"So it's a proof of concept that allows us to move forward in studying the enzyme, nitric oxide synthase, or restoring its function as a target for vascular disease in lupus," continues Oates.
 
"This is a first step in a long process of trying to identify therapeutics that might be useful for preventing this accelerated phenotype of cardiovascular disease in lupus patients," says Joy Buie, PhD. MSCR, a postdoctoral fellow at MUSC and the first author on the article.
 
For the study, the team collected serum samples from a cohort of African American patients, specifically Gullah patients, with lupus who have been followed since 2003. The South Carolina Clinical & Translational Research Institute at MUSC helped the research team collect study samples from control volunteers, process study samples from both study patients and control volunteers, and securely store collected data.
 
The MUSC team showed that exposing endothelial cells to serum from patients with lupus caused endothelial nitric oxide synthase to stop working properly. Instead of producing the protective nitric oxide, it began producing superoxide, which promoted damaging inflammation.
 
In essence, the enzyme lost its power to protect against heart disease and instead promoted conditions that could lead to it. A co-factor needed for the proper function of the enzyme had been rendered unusable by exposure of the endothelial cells to the serum of lupus patients.
 
Administering L-sepiapterin to the cells restored the enzyme's ability to produce nitric oxide by providing a new and more reliable source of that co-factor.
 
Reference
  1. Jones Buie JN et al. L-sepiapterin restores SLE serum-induced markers of endothelial function in endothelial cells.
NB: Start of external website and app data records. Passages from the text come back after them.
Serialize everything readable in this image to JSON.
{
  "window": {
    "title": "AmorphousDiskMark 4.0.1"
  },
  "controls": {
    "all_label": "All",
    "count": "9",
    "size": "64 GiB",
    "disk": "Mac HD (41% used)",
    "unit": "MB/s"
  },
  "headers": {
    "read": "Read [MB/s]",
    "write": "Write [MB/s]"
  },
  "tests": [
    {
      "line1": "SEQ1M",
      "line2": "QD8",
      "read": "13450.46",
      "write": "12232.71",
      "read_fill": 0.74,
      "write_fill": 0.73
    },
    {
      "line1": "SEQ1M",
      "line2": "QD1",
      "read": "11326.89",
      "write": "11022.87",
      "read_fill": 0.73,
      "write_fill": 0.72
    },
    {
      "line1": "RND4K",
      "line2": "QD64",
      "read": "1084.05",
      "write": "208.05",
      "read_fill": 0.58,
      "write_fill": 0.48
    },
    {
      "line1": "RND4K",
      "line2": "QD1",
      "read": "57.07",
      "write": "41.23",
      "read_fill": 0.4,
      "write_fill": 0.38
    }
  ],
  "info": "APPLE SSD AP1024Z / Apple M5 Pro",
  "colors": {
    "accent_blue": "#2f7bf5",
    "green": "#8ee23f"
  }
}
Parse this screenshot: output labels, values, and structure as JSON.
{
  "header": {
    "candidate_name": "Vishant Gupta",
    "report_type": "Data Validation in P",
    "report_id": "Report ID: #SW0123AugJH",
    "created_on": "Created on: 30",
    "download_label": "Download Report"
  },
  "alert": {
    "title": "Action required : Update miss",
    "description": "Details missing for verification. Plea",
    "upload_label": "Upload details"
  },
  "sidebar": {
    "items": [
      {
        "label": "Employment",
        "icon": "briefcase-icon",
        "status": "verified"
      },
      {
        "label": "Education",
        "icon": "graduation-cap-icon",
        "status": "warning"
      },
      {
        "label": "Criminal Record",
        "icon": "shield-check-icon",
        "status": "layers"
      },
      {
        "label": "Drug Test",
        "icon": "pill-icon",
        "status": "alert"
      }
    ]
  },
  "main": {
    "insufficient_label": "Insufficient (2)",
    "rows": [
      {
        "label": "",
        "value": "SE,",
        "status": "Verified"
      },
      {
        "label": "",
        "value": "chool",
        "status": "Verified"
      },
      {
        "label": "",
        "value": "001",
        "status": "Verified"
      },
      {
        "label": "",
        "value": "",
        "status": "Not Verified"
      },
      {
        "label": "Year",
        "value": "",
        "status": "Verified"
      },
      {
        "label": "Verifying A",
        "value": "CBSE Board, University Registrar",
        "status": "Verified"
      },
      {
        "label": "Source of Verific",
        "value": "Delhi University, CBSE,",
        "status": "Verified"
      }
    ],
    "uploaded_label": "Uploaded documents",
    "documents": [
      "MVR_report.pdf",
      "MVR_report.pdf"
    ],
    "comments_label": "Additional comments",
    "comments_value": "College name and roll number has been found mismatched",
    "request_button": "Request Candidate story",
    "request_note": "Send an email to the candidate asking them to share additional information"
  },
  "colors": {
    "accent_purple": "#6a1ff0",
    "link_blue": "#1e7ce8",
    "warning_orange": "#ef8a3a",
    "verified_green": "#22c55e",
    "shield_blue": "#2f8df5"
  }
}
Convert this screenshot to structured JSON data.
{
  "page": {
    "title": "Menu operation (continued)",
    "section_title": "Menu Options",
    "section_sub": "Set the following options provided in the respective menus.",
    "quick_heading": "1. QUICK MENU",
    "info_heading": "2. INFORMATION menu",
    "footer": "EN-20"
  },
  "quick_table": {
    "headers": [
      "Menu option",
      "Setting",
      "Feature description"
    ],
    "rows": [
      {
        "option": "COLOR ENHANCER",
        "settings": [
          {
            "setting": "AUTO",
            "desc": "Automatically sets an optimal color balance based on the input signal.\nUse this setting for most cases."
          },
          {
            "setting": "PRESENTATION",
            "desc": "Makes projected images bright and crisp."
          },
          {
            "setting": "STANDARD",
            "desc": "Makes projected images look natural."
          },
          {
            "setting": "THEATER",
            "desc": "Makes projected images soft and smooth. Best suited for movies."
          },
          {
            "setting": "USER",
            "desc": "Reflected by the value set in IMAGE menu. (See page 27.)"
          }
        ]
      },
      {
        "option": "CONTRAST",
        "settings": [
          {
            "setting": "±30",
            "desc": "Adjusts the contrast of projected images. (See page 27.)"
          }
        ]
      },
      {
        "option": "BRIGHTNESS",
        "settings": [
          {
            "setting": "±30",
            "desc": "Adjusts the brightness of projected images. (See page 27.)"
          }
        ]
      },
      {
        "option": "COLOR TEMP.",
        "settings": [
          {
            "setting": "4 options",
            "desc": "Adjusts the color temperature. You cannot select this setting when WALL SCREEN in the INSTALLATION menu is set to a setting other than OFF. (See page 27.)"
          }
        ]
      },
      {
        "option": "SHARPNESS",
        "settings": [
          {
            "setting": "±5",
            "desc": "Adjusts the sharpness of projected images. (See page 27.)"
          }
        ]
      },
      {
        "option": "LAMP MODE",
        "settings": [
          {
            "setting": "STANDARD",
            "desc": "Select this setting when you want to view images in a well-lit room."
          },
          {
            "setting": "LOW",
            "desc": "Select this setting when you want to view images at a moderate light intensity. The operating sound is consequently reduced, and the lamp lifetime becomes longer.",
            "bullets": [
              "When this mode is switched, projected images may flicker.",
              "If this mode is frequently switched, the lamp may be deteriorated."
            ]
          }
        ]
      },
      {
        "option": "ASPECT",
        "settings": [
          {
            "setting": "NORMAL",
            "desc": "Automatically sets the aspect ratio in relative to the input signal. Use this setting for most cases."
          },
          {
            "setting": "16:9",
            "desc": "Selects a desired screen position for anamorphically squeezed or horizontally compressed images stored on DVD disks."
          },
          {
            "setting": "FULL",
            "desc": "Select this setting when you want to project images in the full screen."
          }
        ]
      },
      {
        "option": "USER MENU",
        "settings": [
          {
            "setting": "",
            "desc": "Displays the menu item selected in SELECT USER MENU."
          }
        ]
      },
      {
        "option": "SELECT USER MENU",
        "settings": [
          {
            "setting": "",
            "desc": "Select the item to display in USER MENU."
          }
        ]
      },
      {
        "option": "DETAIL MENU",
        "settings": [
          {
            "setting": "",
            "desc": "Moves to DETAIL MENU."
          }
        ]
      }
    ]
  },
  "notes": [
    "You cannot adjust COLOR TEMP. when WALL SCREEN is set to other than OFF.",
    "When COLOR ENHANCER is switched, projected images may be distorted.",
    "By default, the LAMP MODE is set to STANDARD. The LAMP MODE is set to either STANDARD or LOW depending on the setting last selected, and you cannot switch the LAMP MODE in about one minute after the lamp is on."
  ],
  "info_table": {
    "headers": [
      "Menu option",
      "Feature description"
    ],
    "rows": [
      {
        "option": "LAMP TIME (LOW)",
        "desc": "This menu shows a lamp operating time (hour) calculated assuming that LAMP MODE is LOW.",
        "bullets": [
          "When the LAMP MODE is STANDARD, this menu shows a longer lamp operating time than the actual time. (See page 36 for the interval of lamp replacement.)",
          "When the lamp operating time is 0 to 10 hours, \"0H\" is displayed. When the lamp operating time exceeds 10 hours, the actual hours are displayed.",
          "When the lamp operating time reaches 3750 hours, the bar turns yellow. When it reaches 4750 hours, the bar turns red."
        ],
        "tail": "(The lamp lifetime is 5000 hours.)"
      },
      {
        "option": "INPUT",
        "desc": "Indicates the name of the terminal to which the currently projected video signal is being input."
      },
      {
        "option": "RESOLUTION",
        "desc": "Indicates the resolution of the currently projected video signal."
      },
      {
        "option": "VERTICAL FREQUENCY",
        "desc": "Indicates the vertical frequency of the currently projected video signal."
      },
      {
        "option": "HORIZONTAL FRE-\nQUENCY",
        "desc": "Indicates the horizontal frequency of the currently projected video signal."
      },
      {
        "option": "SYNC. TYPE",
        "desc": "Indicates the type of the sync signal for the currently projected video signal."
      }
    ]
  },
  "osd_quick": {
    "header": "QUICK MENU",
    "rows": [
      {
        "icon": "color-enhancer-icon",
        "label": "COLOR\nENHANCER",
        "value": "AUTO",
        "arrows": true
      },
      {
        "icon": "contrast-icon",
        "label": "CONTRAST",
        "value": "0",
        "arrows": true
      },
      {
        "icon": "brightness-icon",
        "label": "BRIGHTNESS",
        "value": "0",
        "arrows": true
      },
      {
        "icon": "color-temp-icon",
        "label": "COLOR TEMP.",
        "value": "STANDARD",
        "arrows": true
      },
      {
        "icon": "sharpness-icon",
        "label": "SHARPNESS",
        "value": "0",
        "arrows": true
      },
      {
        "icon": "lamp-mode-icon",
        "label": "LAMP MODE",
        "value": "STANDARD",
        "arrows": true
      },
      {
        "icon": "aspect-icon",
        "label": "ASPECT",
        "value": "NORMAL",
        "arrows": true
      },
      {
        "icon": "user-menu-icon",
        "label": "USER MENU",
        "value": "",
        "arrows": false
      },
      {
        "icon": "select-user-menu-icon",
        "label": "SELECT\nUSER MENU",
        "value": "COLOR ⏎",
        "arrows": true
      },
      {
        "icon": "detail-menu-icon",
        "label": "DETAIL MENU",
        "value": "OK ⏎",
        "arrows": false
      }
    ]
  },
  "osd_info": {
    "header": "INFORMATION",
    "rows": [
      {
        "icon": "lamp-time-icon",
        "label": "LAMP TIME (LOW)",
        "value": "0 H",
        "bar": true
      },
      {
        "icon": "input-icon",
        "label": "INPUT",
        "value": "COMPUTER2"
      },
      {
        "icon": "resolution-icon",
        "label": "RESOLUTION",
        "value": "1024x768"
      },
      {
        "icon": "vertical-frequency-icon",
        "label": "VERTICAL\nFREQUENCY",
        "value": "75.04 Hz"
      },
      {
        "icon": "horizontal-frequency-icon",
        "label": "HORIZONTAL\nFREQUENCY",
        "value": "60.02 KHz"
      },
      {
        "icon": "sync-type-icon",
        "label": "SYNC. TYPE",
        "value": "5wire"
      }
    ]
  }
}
Lupus Sci Med 2019;6(1):e000294 DOI: 10.1136/lupus-2018-000294